"The raw material is all there, but it takes a degree of maturity to write about it."

MM From a young age, travel has been a huge part of your life. How much does that feed your fiction writing?

PT There are two mechanisms that trigger it. One is reading. Reading made me a traveler. And traveling made me read more and turned me into a writer. If I hadn’t left home, I would never have become a writer. I know that I consciously sought experience; I went as far away from home as possible. And when you insert yourself into another country, another life, another culture, things happen to you. You’re very conspicuous, so you become a kind of magnet for experience—people want to know you, people want to borrow money from you, people want to use you. All of that becomes the kind of experience that you then transform into the drama of fiction. Things happen to you, and you try to understand it through fiction.

MM You’ve written 50-odd books—a pretty massive output by any standard. What is your writing routine like?

PT My first novel was published exactly 50 years ago this month. It was called Waldo. For 50 years, my day has been the same. I get up in the morning, I read the paper (used to read the paper, now I look at the news on the Internet), I sit down at my desk—not bright and early, but say 9 or 9:30—and I write. I’m usually done by one o’clock. I very rarely work in any dedicated way in the afternoon. But I sometimes work in the evening. In Hawaii, wild horses couldn’t keep me home on a sunny day, so I often go to the beach and sit in a beach chair, and I either read or write something, you know, woolgathering. I’m not writing with the same dedication that I would in the morning. So, my days are taken up like that. I very rarely take a vacation. I don’t find writing arduous. It’s slow going, but it’s steady-going for me. And I’ve always had something to write.

MM Has your writing changed in the last, say, couple of decades?

PT I think so. For example, my early travel books were very personal, very subjective: I’m having a good time, I’m not having a good time, I had a good meal, this funny thing happened to me. They were very autobiographical. I would account for every day, every strange day that I had. I think that they’ve changed. I thought, I’m really not that interesting, but other people are interesting, and other cultures are. So they’re different now. The focus is different. My travel is now less on me than the places I’m in. In terms of fiction, I’m determined not to repeat myself, although it’s inevitable that you do. You write for 50 years, and you’re going to repeat yourself. But I’ve tried not to. I’ve tried to come up with something new. I suppose, to examine motives more clearly. So, to that extent, my writing has changed. But I can say honestly, candidly, a writer is not the best judge of his or her book. We can’t be our own reader.

MM A writer friend once told me that she feels she can get at the truth better through fiction than nonfiction. Do you find this to be the case?

PT I think that fiction is the way to the truth.

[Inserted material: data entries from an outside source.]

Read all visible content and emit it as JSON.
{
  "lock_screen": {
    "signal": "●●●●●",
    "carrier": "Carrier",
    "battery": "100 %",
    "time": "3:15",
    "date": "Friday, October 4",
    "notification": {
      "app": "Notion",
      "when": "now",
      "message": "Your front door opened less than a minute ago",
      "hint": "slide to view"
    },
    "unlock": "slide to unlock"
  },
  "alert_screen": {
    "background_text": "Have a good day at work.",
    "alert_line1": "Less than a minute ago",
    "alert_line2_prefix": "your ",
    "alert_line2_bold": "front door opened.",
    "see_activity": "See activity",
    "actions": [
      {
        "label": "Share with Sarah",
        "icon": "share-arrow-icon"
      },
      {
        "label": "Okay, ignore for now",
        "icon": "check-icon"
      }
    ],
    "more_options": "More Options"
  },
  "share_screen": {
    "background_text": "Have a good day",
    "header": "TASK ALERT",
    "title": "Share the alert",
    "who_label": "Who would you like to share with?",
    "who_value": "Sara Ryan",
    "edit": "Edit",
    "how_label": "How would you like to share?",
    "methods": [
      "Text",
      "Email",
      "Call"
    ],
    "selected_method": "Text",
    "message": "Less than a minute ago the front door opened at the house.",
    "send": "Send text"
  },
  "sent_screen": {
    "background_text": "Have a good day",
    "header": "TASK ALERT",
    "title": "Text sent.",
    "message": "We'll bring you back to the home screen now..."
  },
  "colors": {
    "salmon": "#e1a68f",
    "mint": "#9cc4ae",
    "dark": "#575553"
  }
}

Not me but someone once said you feel intimate with a fictional character, you feel you know a fictional character better than a member of your own family. The classic portrait, Madame Bovary or Huckleberry Finn or Holden Caulfield or Ishmael or Hamlet—compare what you know about these characters and how you respond to them with what you know of a friend or a member of your own family. That’s where the truth comes from. In fiction you can get inside a character’s head in a way that is not possible, generally speaking, with the people we know in real life. And maybe this is why, instead of writing an autobiography or a memoir, I chose to take my experience, my family, and treat them as fictional characters—and my life, too—to use them to write a book and understand them better, and to understand myself better. A lot of my writing is done to give me pleasure. I write actually to stimulate my imagination and think, hey, I wrote this thing. What do you think of it? Did you like it? That’s the whole thing. First I’m trying to please myself, then I’m hoping that I can please somebody else.

Holly Bieler